The Geneva Bible was produced by a group of English scholars who, fleeing from the reign of Queen Mary, had found refuge in Switzerland. During the reign of Queen Mary, no Bibles were printed in England, the English Bible was no longer used in churches and English Bibles already in churches were removed and burned. Mary was determined to return Britain to Roman Catholicism.

The first English Protestant to die during Mary's turbulent reign was John Rogers in 1555, who had been the editor of the Matthews Bible. At this time, hundreds of Protestants left England and headed for Geneva, a city which under the leadership of Calvin, had become the intellectual and spiritual capital of European Protestants.

One of these exiles was William Whittingham, a fellow of Christ Church at Oxford University, who had been a diplomat, a courtier, was much traveled and skilled in many languages including Greek and Hebrew. He eventually succeeded John Knox as the minister of the English congregation in Geneva. Whittingham went on to publish the 1560 Geneva Bible.

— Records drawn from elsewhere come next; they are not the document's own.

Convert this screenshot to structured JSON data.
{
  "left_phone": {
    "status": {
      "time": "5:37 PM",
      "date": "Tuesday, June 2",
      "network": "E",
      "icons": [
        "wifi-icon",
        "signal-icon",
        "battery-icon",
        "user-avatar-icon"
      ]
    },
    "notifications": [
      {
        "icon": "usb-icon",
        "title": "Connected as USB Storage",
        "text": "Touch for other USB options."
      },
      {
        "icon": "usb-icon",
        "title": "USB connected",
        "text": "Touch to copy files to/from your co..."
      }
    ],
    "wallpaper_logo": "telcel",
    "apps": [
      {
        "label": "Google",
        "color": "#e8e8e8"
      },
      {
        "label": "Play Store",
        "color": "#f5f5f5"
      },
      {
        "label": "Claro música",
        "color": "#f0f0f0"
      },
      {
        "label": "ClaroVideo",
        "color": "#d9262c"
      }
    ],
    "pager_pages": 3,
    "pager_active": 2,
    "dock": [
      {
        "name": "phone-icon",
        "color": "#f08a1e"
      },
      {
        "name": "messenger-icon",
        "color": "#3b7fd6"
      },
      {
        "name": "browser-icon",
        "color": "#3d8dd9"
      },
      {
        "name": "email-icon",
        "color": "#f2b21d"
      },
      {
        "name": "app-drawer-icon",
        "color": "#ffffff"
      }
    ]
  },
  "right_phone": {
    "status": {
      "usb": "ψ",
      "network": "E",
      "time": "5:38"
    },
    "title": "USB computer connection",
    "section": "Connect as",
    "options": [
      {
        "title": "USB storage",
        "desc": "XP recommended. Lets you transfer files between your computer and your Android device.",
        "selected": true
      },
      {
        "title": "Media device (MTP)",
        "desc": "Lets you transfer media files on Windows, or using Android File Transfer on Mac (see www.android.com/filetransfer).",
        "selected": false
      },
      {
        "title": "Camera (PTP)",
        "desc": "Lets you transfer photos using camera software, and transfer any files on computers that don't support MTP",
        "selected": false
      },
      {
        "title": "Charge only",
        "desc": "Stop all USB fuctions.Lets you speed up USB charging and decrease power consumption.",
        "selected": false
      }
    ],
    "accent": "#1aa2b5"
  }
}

This version is significant because, it came with a variety of scriptural study guides and aids, which included verse citations that allow the reader to cross-reference one verse with numerous relevant verses in the rest of the Bible, introductions to each book of the Bible that acted to summarize all of the material that each book would cover, maps, tables, woodcut illustrations, indices, as well as other included features, all of which would eventually lead to the reputation of the Geneva Bible as history's very first study Bible.